These wanderers were once part of India's mainstream. They meshed comfortably with the villagers who lived along their annual migration routes. In the 19th century, though, attitudes began to change. British administrators disparaged them as vagrants and criminals, sowing prejudice that survived colonial rule. The rapidly modernizing India of call centers and brand-obsessed youth has scant use for tinkers or bear trainers, and pastoralists are in a losing battle with industry and urban sprawl. Fragmented by caste, language, and region, the nomads are ignored by politicians and, in contrast to other downtrodden groups, have reaped few benefits from social welfare schemes.
Just defining the term "nomad" is problematic in India. Many groups that once unambiguously fit the category have clustered in slums in a process anthropologists call sedentarization. Yet India remains a rigidly stratified society in which birth is often synonymous with destiny. So, mobile or not, India's nomads are united by a history of poverty and exclusion that continues to this day: arguably the biggest human rights crisis you've never heard of.

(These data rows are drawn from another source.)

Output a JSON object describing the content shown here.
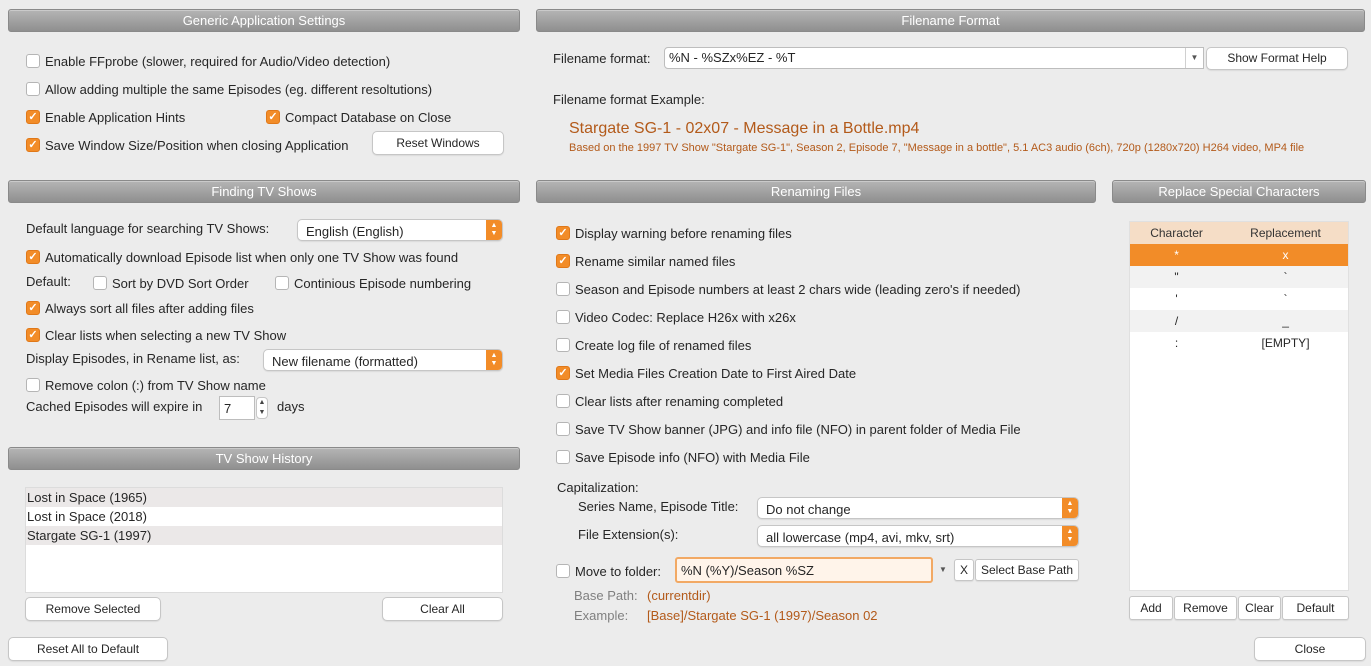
{
  "generic": {
    "header": "Generic Application Settings",
    "ffprobe": "Enable FFprobe (slower, required for Audio/Video detection)",
    "multiple": "Allow adding multiple the same Episodes (eg. different resoltutions)",
    "hints": "Enable Application Hints",
    "compact": "Compact Database on Close",
    "savewin": "Save Window Size/Position when closing Application",
    "reset_windows": "Reset Windows"
  },
  "filename_format": {
    "header": "Filename Format",
    "label": "Filename format:",
    "value": "%N - %SZx%EZ - %T",
    "help": "Show Format Help",
    "example_label": "Filename format Example:",
    "example": "Stargate SG-1 - 02x07 - Message in a Bottle.mp4",
    "based_on": "Based on the 1997 TV Show \"Stargate SG-1\", Season 2, Episode 7, \"Message in a bottle\", 5.1 AC3 audio (6ch), 720p (1280x720) H264 video, MP4 file"
  },
  "finding": {
    "header": "Finding TV Shows",
    "lang_label": "Default language for searching TV Shows:",
    "lang_value": "English (English)",
    "autodl": "Automatically download Episode list when only one TV Show was found",
    "default_label": "Default:",
    "dvd": "Sort by DVD Sort Order",
    "contin": "Continious Episode numbering",
    "always_sort": "Always sort all files after adding files",
    "clear_lists": "Clear lists when selecting a new TV Show",
    "display_label": "Display Episodes, in Rename list, as:",
    "display_value": "New filename (formatted)",
    "remove_colon": "Remove colon (:) from TV Show name",
    "cache_label": "Cached Episodes will expire in",
    "cache_value": "7",
    "cache_unit": "days"
  },
  "history": {
    "header": "TV Show History",
    "items": [
      "Lost in Space (1965)",
      "Lost in Space (2018)",
      "Stargate SG-1 (1997)"
    ],
    "remove": "Remove Selected",
    "clear": "Clear All"
  },
  "renaming": {
    "header": "Renaming Files",
    "options": [
      {
        "label": "Display warning before renaming files",
        "checked": true
      },
      {
        "label": "Rename similar named files",
        "checked": true
      },
      {
        "label": "Season and Episode numbers at least 2 chars wide (leading zero's if needed)",
        "checked": false
      },
      {
        "label": "Video Codec: Replace H26x with x26x",
        "checked": false
      },
      {
        "label": "Create log file of renamed files",
        "checked": false
      },
      {
        "label": "Set Media Files Creation Date to First Aired Date",
        "checked": true
      },
      {
        "label": "Clear lists after renaming completed",
        "checked": false
      },
      {
        "label": "Save TV Show banner (JPG) and info file (NFO) in parent folder of Media File",
        "checked": false
      },
      {
        "label": "Save Episode info (NFO) with Media File",
        "checked": false
      }
    ],
    "cap_label": "Capitalization:",
    "series_label": "Series Name, Episode Title:",
    "series_value": "Do not change",
    "ext_label": "File Extension(s):",
    "ext_value": "all lowercase (mp4, avi, mkv, srt)",
    "move_label": "Move to folder:",
    "move_value": "%N (%Y)/Season %SZ",
    "x_button": "X",
    "select_base": "Select Base Path",
    "base_label": "Base Path:",
    "base_value": "(currentdir)",
    "example_label": "Example:",
    "example_value": "[Base]/Stargate SG-1 (1997)/Season 02"
  },
  "special": {
    "header": "Replace Special Characters",
    "col_char": "Character",
    "col_repl": "Replacement",
    "rows": [
      {
        "c": "*",
        "r": "x"
      },
      {
        "c": "\"",
        "r": "`"
      },
      {
        "c": "'",
        "r": "`"
      },
      {
        "c": "/",
        "r": "_"
      },
      {
        "c": ":",
        "r": "[EMPTY]"
      }
    ],
    "add": "Add",
    "remove": "Remove",
    "clear": "Clear",
    "default": "Default"
  },
  "footer": {
    "reset_all": "Reset All to Default",
    "close": "Close"
  },
  "colors": {
    "accent": "#f28c28",
    "orange_text": "#b35a1a"
  }
}
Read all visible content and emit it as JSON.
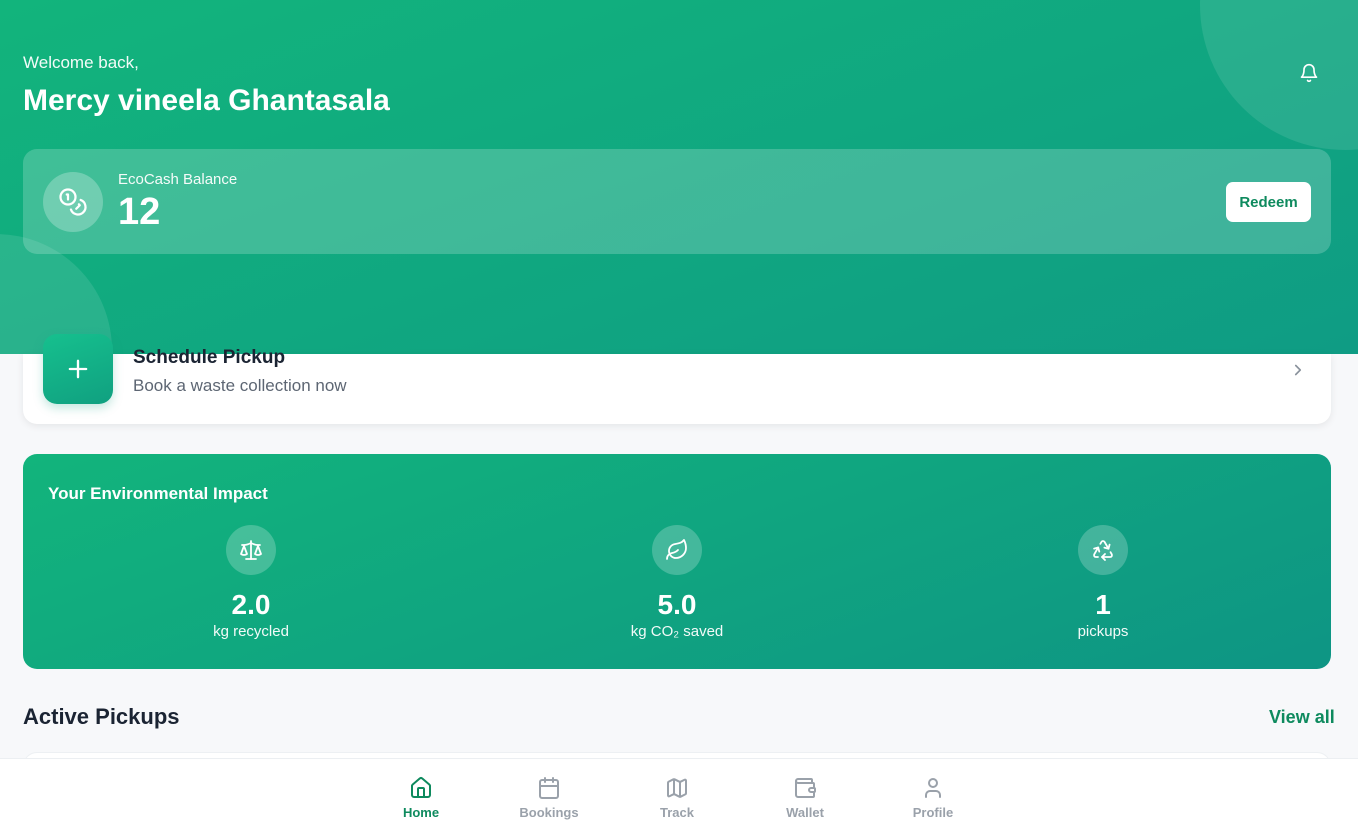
{
  "header": {
    "welcome": "Welcome back,",
    "user_name": "Mercy vineela Ghantasala",
    "notification_icon": "bell-icon"
  },
  "balance": {
    "label": "EcoCash Balance",
    "value": "12",
    "icon": "coins-icon",
    "redeem_label": "Redeem"
  },
  "schedule": {
    "title": "Schedule Pickup",
    "subtitle": "Book a waste collection now",
    "icon": "plus-icon"
  },
  "impact": {
    "title": "Your Environmental Impact",
    "stats": [
      {
        "icon": "scale-icon",
        "value": "2.0",
        "label": "kg recycled"
      },
      {
        "icon": "leaf-icon",
        "value": "5.0",
        "label": "kg CO₂ saved"
      },
      {
        "icon": "recycle-icon",
        "value": "1",
        "label": "pickups"
      }
    ]
  },
  "active_pickups": {
    "title": "Active Pickups",
    "view_all": "View all"
  },
  "nav": {
    "items": [
      {
        "label": "Home",
        "icon": "home-icon",
        "active": true
      },
      {
        "label": "Bookings",
        "icon": "calendar-icon",
        "active": false
      },
      {
        "label": "Track",
        "icon": "map-icon",
        "active": false
      },
      {
        "label": "Wallet",
        "icon": "wallet-icon",
        "active": false
      },
      {
        "label": "Profile",
        "icon": "user-icon",
        "active": false
      }
    ]
  },
  "colors": {
    "primary": "#12b47c",
    "primary_dark": "#0e8a5e",
    "text_dark": "#1b2433",
    "text_muted": "#9aa1aa"
  }
}
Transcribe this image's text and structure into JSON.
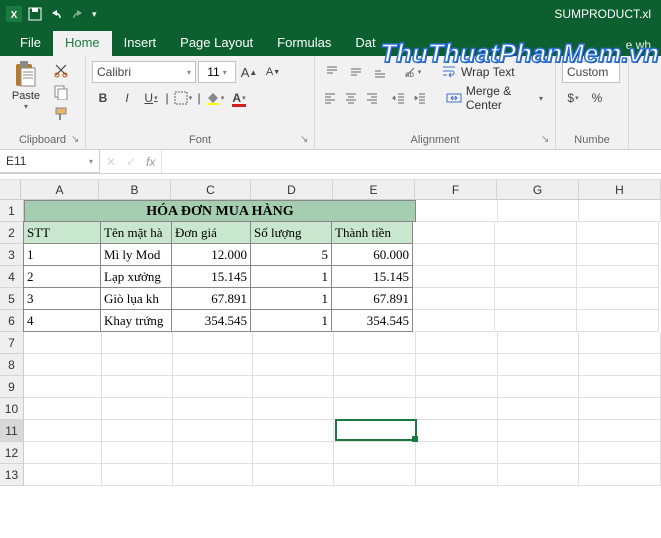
{
  "titlebar": {
    "filename": "SUMPRODUCT.xl"
  },
  "tabs": {
    "file": "File",
    "home": "Home",
    "insert": "Insert",
    "pagelayout": "Page Layout",
    "formulas": "Formulas",
    "data": "Dat",
    "tell": "e wh"
  },
  "ribbon": {
    "clipboard": {
      "label": "Clipboard",
      "paste": "Paste"
    },
    "font": {
      "label": "Font",
      "name": "Calibri",
      "size": "11",
      "grow_icon": "A▲",
      "shrink_icon": "A▼",
      "bold": "B",
      "italic": "I",
      "underline": "U"
    },
    "alignment": {
      "label": "Alignment",
      "wrap": "Wrap Text",
      "merge": "Merge & Center"
    },
    "number": {
      "label": "Numbe",
      "format": "Custom",
      "currency": "$",
      "percent": "%",
      "comma": ","
    }
  },
  "namebox": "E11",
  "fbar": {
    "cancel": "✕",
    "enter": "✓",
    "fx": "fx"
  },
  "columns": [
    "A",
    "B",
    "C",
    "D",
    "E",
    "F",
    "G",
    "H"
  ],
  "rows": [
    "1",
    "2",
    "3",
    "4",
    "5",
    "6",
    "7",
    "8",
    "9",
    "10",
    "11",
    "12",
    "13"
  ],
  "sheet": {
    "title": "HÓA ĐƠN MUA HÀNG",
    "headers": {
      "a": "STT",
      "b": "Tên mặt hà",
      "c": "Đơn giá",
      "d": "Số lượng",
      "e": "Thành tiền"
    },
    "r3": {
      "a": "1",
      "b": "Mì ly Mod",
      "c": "12.000",
      "d": "5",
      "e": "60.000"
    },
    "r4": {
      "a": "2",
      "b": "Lạp xưởng",
      "c": "15.145",
      "d": "1",
      "e": "15.145"
    },
    "r5": {
      "a": "3",
      "b": "Giò lụa kh",
      "c": "67.891",
      "d": "1",
      "e": "67.891"
    },
    "r6": {
      "a": "4",
      "b": "Khay trứng",
      "c": "354.545",
      "d": "1",
      "e": "354.545"
    }
  },
  "watermark": "ThuThuatPhanMem.vn"
}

To the lonely few who have taken up the nomads' cause, a big part of the solution is to provide them with roofs over their heads, or at least an address, which would make it easier for them to get welfare benefits and enroll their kids in school. But such efforts have met fierce resistance from villagers and local politicians, who see the roamers as grubby outsiders. Practical obstacles aside, a larger question looms: Do the nomads have to stop being who they are in order to survive?
AFTER THE RUCKUS over the soap, my morning arrivals were easier. The next day the camp was quiet except for an occasional racking cough. Smoke rose from a crude earthen forge, women took turns at a goatskin bellows while men and boys pounded scrap metal on small anvils, shaping it into cooking spoons, axheads, and other simple wares.
My interpreter and I counted 23 people among four Lohar families, all related. They carried their belongings in five open carts built from acacia and teak and decorated with lotus-blossom carvings, brass studs, and painted Hindu swastikas. All were baffled by my presence, and some were unabashedly hostile. "Whatever we say, whatever we do, you write it down!" one woman complained. But a few were more welcoming. Lallu and Kailashi were a couple in their 40s—the Lohar could only guess at their ages—with four children. Dressed in a grimy cotton dhoti, Lallu was small and wiry, with gold earrings shaped like seedpods and an amulet dangling from a cord around his neck. Kailashi was thin and hollow-eyed, her breastbone tattooed with om symbols and her matted hair covered by a purple shawl. Both had bad teeth and frequently interrupted their labors to light cheap, hand-rolled cigarettes known as bidis from the embers of their forge.